New Delhi: The
largest Kashmiri guerrilla group, the Hizbul Mujahideen, has been
"almost" vanquished now and if the militant leadership based in
Pakistani Kashmir wants to join the peace process, they can, says
India's Home Secretary G.K. Pillai.
The top official, responsible for managing the country's internal
security related issues, said the government won't invite militant
leaders for talks "unless and until they give up arms".
"Militancy is down in Kashmir, every day you must be reading
reports that some militant leader or the other has been killed. I
think the Hizbul Mujahideen has literally, almost, been wiped out,
especially the Pakistan element of it has been wiped out," Pillai
said in an interview to IANS in his North Block office.
He said the government had no proposal as of now to extend talks
offer to Kashmiri militant leadership based in
Pakistan-administered Kashmir, especially to Syed Salahuddin, the
Hizubul Mujahideen chief who also heads the United Jehad Council (UJC),
a conglomerate of over a dozen terror groups operating in Jammu
"If (he) Salahudin wants to come and talk, he is welcome if he
gives up violence. We are not saying no to anybody. He has to come
here and talk. Nobody is going there to talk to him," Pillai told
Asked why the government was reluctant to take militant leaders
onboard the peace process, Pillai said: "There are less than a
hundred local militants (in Kashmir). Nobody would even talk to
them. They don't represent anybody."
Jammu and Kashmir has been battling a bloody separatist campaign
since 1989 that has left nearly 70,000 people, mostly civilians,
dead. The figure is disputed with officials maintaining that the
number of dead is 50,000. India has maintained hundreds of
thousands of security forces in the state to fight the insurgency
sponsored by Pakistan.
Thousands of Kashmiri youth in early 1990s had crossed the Line of
Control - a de facto border that divides the state between India
and Pakistan - for arms training in militant camps in the part of
Kashmir under Pakistani control.
Pillai said the threat of revival of militancy remains even as the
forces have been maintaining a tough vigil across the border with
"The threat is there. There are still people in the valley. There
are hundreds of people still across (in Pakistani Kashmir) who
want to come as the snow has started melting and it becomes easier
for them to cross over. I am sure some will cross. We have to be
vigilant, we have no option."
Pillai, who is retiring June 30, said the scheme to grant amnesty
to Kashmiri militants in Pakistan who want to surrender and return
home will take off soon.
"We have announced the scheme for those who are across and want to
come over and take amnesty.

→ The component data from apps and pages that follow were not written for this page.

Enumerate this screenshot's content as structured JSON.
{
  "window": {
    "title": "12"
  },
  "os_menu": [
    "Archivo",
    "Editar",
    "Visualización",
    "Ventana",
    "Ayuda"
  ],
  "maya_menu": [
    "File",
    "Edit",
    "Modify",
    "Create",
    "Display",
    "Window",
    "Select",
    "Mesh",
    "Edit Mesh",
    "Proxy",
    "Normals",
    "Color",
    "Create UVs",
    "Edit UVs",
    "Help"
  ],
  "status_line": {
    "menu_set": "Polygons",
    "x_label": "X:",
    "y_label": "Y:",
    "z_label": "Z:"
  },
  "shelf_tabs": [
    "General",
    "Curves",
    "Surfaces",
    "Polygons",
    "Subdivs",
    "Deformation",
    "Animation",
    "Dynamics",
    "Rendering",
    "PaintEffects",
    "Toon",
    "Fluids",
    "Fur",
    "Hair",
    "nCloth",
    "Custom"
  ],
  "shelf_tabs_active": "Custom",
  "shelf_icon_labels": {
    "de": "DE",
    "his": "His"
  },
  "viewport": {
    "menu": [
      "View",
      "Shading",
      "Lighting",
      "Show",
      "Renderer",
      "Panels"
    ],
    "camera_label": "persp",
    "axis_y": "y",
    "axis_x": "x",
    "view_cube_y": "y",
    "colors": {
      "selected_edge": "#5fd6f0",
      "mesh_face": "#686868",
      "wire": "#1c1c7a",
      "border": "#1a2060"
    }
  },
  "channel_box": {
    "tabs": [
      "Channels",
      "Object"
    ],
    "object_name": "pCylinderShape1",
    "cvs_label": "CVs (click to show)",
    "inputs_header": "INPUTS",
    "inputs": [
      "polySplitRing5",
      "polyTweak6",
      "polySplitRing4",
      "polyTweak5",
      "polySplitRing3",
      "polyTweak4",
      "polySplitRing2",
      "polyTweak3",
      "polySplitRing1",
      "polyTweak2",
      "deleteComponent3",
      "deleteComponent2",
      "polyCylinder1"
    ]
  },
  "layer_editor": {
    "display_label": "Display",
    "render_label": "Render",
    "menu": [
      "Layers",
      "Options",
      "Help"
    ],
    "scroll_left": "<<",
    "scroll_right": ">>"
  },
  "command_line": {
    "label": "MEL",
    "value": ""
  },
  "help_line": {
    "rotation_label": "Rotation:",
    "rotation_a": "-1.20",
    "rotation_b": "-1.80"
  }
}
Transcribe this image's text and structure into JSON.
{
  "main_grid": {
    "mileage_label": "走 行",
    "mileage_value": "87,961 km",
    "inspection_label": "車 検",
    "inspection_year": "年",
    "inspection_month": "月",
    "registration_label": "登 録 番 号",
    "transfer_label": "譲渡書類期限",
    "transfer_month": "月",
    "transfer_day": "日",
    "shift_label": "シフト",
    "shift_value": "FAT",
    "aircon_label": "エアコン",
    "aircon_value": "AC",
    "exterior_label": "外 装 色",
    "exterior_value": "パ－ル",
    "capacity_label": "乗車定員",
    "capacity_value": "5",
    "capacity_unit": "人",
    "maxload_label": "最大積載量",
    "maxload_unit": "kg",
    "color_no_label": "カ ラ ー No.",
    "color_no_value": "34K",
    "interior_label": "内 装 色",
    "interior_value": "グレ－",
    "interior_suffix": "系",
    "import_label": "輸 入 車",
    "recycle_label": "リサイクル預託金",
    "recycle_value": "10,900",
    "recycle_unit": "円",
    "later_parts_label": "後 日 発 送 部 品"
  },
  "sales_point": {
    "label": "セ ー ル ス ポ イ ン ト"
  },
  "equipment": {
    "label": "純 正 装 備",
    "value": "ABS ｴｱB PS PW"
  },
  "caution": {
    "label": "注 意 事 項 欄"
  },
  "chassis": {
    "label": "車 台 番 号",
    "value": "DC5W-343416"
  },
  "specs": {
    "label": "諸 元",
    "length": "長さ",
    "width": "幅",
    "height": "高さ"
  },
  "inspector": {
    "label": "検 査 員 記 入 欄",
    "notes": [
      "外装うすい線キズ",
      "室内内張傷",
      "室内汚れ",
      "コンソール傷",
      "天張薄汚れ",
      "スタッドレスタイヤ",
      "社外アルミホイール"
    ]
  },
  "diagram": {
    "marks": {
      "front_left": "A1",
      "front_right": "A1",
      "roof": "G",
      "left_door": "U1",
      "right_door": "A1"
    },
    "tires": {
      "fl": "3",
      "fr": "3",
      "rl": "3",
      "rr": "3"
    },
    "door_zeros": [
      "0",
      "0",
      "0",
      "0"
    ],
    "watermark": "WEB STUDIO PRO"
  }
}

The scheme has been announced, and in
the next few months you will see lots of Kashmiris who had gone to
that side will start coming."
The scheme announced last year will bring joy to hundreds of
distressed familes in the Kashmir Valley and other
Muslim-dominated areas in the Jammu region whose youths left them
for jehad training in Pakistan.
According to official estimates, some 3,000 Kashmiri men are in
Pakistan living in trying conditions, involved in petty jobs, many
of them even begging, according to people who have visited the
area. They have been writing to and calling up their families to
express their desperation to return home - if the government gives
Pillai said the militant groups have not been able to recruit
fresh Kashmiri youth in recent times, and this has also helped in
curbing terror in the state. "The recruitment of local militants
is much less now. They are not effective that much."
(Sarwar Kashani can be contacted at firstname.lastname@example.org)